The latest COVID-19 surge has hit Kent County hard, said Kent Health Officer William Webb on Tuesday.

“The surge is here and it is moving rapidly in Kent County,” Webb told the Commissioners at their Dec. 8 meeting. He said the rate of hospitalizations in Maryland will likely be the metric that guides Gov. Larry Hogan’s decisions about more restrictions and executive orders.

Today the state hit a new record of 1,715 COVID-19 hospitalizations.

Webb said the upswing in hospitalizations statewide that began on Oct. 4 has set the state back to where it was in March at the onset of the pandemic, and the restrictions are “a lot less stringent” than they were in April and May.

Locally there are vacancies in hospital beds at University of Maryland Shore Regional Health in Chestertown to handle the current caseload and the hospital does have a surge plan in place, Webb said. 

There have been 131 new cases in Kent since the Commissioners were last briefed on Nov. 17.  Of those 113 are community spread. He said new cases in the last two weeks have accounted for 25 percent of all the cases in Kent since the pandemic began. 

Another key metric is the number of cases per 100,000 of population — and shows Kent’s cases quadrupling from 10 on Nov. 17 to an all time high of 50 on Dec. 8.

Webb warned that the surge could continue through February and overwhelm the medical system when the annual influenza spike hits around the same time. He said flu shots were highly recommended.

One bright spot is that there have been no new COVID-19 related deaths since mid-October.

In an interview Thursday, Webb said the death rate has declined because of the learning curve that has occurred since March. 

“Our healthcare workers are much better at treating those that are severely ill,” he said. “They have better protocols and more experience at this point.”

He said the population most affected now are generally younger and a little bit healthier than those who were infected in facilities early on.

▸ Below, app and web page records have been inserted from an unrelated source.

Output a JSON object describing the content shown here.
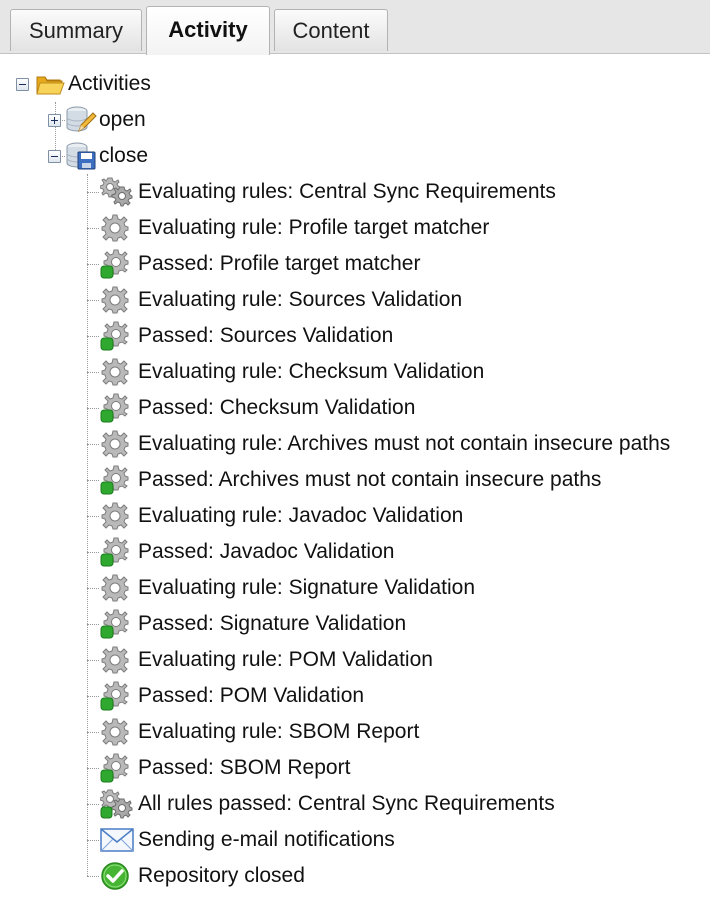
{
  "tabs": [
    {
      "label": "Summary",
      "active": false
    },
    {
      "label": "Activity",
      "active": true
    },
    {
      "label": "Content",
      "active": false
    }
  ],
  "tree": {
    "root": {
      "label": "Activities",
      "icon": "folder-open-icon",
      "expanded": true
    },
    "nodes": [
      {
        "label": "open",
        "icon": "database-edit-icon",
        "expanded": false
      },
      {
        "label": "close",
        "icon": "database-save-icon",
        "expanded": true
      }
    ],
    "events": [
      {
        "label": "Evaluating rules: Central Sync Requirements",
        "icon": "gears-icon"
      },
      {
        "label": "Evaluating rule: Profile target matcher",
        "icon": "gear-icon"
      },
      {
        "label": "Passed: Profile target matcher",
        "icon": "gear-passed-icon"
      },
      {
        "label": "Evaluating rule: Sources Validation",
        "icon": "gear-icon"
      },
      {
        "label": "Passed: Sources Validation",
        "icon": "gear-passed-icon"
      },
      {
        "label": "Evaluating rule: Checksum Validation",
        "icon": "gear-icon"
      },
      {
        "label": "Passed: Checksum Validation",
        "icon": "gear-passed-icon"
      },
      {
        "label": "Evaluating rule: Archives must not contain insecure paths",
        "icon": "gear-icon"
      },
      {
        "label": "Passed: Archives must not contain insecure paths",
        "icon": "gear-passed-icon"
      },
      {
        "label": "Evaluating rule: Javadoc Validation",
        "icon": "gear-icon"
      },
      {
        "label": "Passed: Javadoc Validation",
        "icon": "gear-passed-icon"
      },
      {
        "label": "Evaluating rule: Signature Validation",
        "icon": "gear-icon"
      },
      {
        "label": "Passed: Signature Validation",
        "icon": "gear-passed-icon"
      },
      {
        "label": "Evaluating rule: POM Validation",
        "icon": "gear-icon"
      },
      {
        "label": "Passed: POM Validation",
        "icon": "gear-passed-icon"
      },
      {
        "label": "Evaluating rule: SBOM Report",
        "icon": "gear-icon"
      },
      {
        "label": "Passed: SBOM Report",
        "icon": "gear-passed-icon"
      },
      {
        "label": "All rules passed: Central Sync Requirements",
        "icon": "gears-passed-icon"
      },
      {
        "label": "Sending e-mail notifications",
        "icon": "envelope-icon"
      },
      {
        "label": "Repository closed",
        "icon": "check-circle-icon"
      }
    ]
  },
  "colors": {
    "tab_bg": "#e6e6e6",
    "gear": "#9a9a9a",
    "passed_green": "#2fa82f",
    "folder": "#f3c545",
    "check_green": "#46b533",
    "envelope_blue": "#4a7cc4"
  }
}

“The first wave was really in the assisted living and nursing facilities where the elderly are more fragile in dealing with the disease,” he said.